→ **Brief**:
Every record that follows is to be copied exactly, with the pictures omitted.

::::

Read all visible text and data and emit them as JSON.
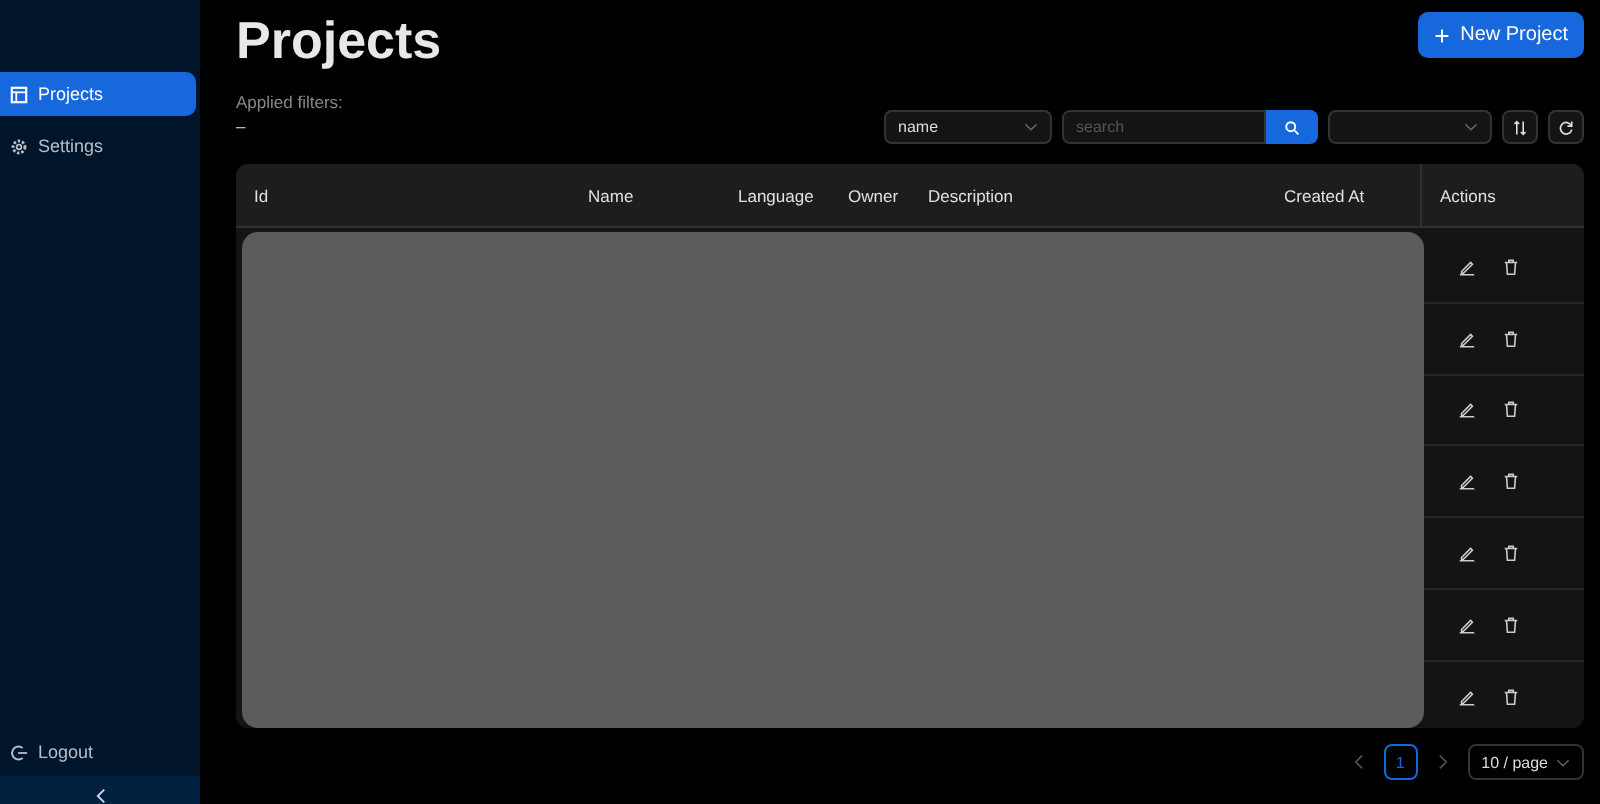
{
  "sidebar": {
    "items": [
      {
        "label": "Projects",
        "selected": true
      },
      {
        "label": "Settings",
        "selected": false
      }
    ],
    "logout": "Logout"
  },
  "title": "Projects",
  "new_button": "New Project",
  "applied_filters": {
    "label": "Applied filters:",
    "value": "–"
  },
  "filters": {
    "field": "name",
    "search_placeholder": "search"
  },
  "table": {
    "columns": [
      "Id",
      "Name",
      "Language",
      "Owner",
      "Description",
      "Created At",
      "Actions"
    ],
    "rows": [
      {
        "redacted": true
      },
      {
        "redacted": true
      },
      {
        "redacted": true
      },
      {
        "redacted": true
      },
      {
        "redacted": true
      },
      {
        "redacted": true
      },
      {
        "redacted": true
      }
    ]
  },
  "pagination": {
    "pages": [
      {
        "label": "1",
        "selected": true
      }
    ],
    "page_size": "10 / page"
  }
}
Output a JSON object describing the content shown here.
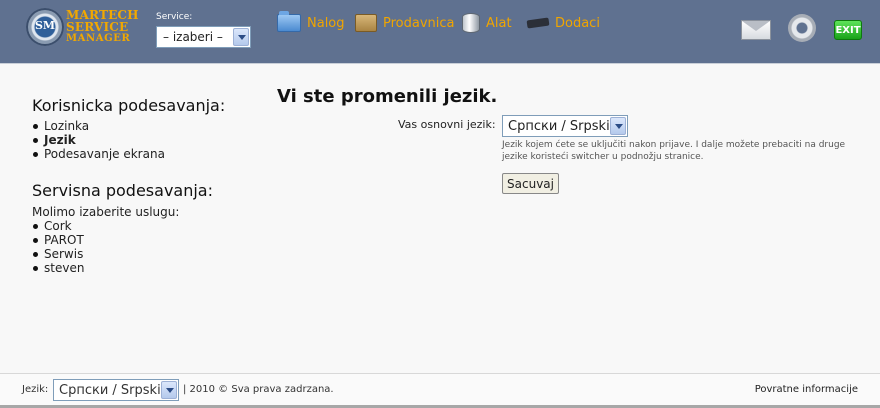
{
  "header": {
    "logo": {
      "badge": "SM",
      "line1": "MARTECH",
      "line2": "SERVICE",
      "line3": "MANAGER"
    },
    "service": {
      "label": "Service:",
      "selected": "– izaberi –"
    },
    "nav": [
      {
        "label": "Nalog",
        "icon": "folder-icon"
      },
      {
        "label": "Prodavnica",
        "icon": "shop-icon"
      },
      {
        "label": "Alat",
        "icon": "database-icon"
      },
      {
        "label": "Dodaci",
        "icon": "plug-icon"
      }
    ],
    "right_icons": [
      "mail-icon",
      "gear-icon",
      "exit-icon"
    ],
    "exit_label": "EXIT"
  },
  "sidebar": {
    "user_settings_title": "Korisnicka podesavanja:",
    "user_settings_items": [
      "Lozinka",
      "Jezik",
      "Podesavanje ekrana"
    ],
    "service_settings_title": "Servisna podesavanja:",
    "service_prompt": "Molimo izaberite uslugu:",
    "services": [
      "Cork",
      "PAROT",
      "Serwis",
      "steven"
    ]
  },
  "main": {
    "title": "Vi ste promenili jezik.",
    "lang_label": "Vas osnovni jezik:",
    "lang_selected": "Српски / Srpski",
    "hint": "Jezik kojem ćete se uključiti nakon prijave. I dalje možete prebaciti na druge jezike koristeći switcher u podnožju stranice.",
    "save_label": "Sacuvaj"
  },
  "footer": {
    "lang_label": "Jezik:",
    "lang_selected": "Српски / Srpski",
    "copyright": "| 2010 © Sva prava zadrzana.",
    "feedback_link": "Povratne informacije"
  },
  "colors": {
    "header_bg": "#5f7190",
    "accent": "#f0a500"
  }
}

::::

→ **Output for this task**:
Read all visible text and data and emit them as JSON.
{
  "sidebar": {
    "items": [
      {
        "label": "Projects",
        "selected": true
      },
      {
        "label": "Settings",
        "selected": false
      }
    ],
    "logout": "Logout"
  },
  "title": "Projects",
  "new_button": "New Project",
  "applied_filters": {
    "label": "Applied filters:",
    "value": "–"
  },
  "filters": {
    "field": "name",
    "search_placeholder": "search"
  },
  "table": {
    "columns": [
      "Id",
      "Name",
      "Language",
      "Owner",
      "Description",
      "Created At",
      "Actions"
    ],
    "rows": [
      {
        "redacted": true
      },
      {
        "redacted": true
      },
      {
        "redacted": true
      },
      {
        "redacted": true
      },
      {
        "redacted": true
      },
      {
        "redacted": true
      },
      {
        "redacted": true
      }
    ]
  },
  "pagination": {
    "pages": [
      {
        "label": "1",
        "selected": true
      }
    ],
    "page_size": "10 / page"
  }
}
Output a JSON object describing the content shown here.
{
  "header": {
    "logo": {
      "badge": "SM",
      "line1": "MARTECH",
      "line2": "SERVICE",
      "line3": "MANAGER"
    },
    "service": {
      "label": "Service:",
      "selected": "– izaberi –"
    },
    "nav": [
      {
        "label": "Nalog",
        "icon": "folder-icon"
      },
      {
        "label": "Prodavnica",
        "icon": "shop-icon"
      },
      {
        "label": "Alat",
        "icon": "database-icon"
      },
      {
        "label": "Dodaci",
        "icon": "plug-icon"
      }
    ],
    "right_icons": [
      "mail-icon",
      "gear-icon",
      "exit-icon"
    ],
    "exit_label": "EXIT"
  },
  "sidebar": {
    "user_settings_title": "Korisnicka podesavanja:",
    "user_settings_items": [
      "Lozinka",
      "Jezik",
      "Podesavanje ekrana"
    ],
    "service_settings_title": "Servisna podesavanja:",
    "service_prompt": "Molimo izaberite uslugu:",
    "services": [
      "Cork",
      "PAROT",
      "Serwis",
      "steven"
    ]
  },
  "main": {
    "title": "Vi ste promenili jezik.",
    "lang_label": "Vas osnovni jezik:",
    "lang_selected": "Српски / Srpski",
    "hint": "Jezik kojem ćete se uključiti nakon prijave. I dalje možete prebaciti na druge jezike koristeći switcher u podnožju stranice.",
    "save_label": "Sacuvaj"
  },
  "footer": {
    "lang_label": "Jezik:",
    "lang_selected": "Српски / Srpski",
    "copyright": "| 2010 © Sva prava zadrzana.",
    "feedback_link": "Povratne informacije"
  },
  "colors": {
    "header_bg": "#5f7190",
    "accent": "#f0a500"
  }
}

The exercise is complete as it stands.